## About this exercise
When you respond, write out each entry exactly as it stands.

(Beginning of Given records)

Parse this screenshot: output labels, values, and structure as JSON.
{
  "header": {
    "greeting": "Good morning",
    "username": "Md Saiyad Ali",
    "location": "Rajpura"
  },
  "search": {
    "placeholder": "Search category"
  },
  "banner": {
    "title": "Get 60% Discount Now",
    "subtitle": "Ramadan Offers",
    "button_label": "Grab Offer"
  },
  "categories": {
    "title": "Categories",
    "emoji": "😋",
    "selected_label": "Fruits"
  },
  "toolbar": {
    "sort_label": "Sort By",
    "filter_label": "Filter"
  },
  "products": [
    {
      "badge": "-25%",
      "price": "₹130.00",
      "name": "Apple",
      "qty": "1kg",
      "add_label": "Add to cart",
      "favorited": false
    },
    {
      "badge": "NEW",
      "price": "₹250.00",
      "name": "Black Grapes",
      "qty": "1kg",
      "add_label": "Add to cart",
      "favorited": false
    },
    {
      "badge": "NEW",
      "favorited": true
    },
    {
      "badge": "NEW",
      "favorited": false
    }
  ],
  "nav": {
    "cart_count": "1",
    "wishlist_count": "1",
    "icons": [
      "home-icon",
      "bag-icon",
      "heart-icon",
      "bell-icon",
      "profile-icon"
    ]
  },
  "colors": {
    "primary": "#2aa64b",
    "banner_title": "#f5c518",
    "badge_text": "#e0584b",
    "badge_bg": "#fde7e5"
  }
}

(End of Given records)

## Answer to the exercise
Parse this screenshot: output labels, values, and structure as JSON.
{
  "header": {
    "greeting": "Good morning",
    "username": "Md Saiyad Ali",
    "location": "Rajpura"
  },
  "search": {
    "placeholder": "Search category"
  },
  "banner": {
    "title": "Get 60% Discount Now",
    "subtitle": "Ramadan Offers",
    "button_label": "Grab Offer"
  },
  "categories": {
    "title": "Categories",
    "emoji": "😋",
    "selected_label": "Fruits"
  },
  "toolbar": {
    "sort_label": "Sort By",
    "filter_label": "Filter"
  },
  "products": [
    {
      "badge": "-25%",
      "price": "₹130.00",
      "name": "Apple",
      "qty": "1kg",
      "add_label": "Add to cart",
      "favorited": false
    },
    {
      "badge": "NEW",
      "price": "₹250.00",
      "name": "Black Grapes",
      "qty": "1kg",
      "add_label": "Add to cart",
      "favorited": false
    },
    {
      "badge": "NEW",
      "favorited": true
    },
    {
      "badge": "NEW",
      "favorited": false
    }
  ],
  "nav": {
    "cart_count": "1",
    "wishlist_count": "1",
    "icons": [
      "home-icon",
      "bag-icon",
      "heart-icon",
      "bell-icon",
      "profile-icon"
    ]
  },
  "colors": {
    "primary": "#2aa64b",
    "banner_title": "#f5c518",
    "badge_text": "#e0584b",
    "badge_bg": "#fde7e5"
  }
}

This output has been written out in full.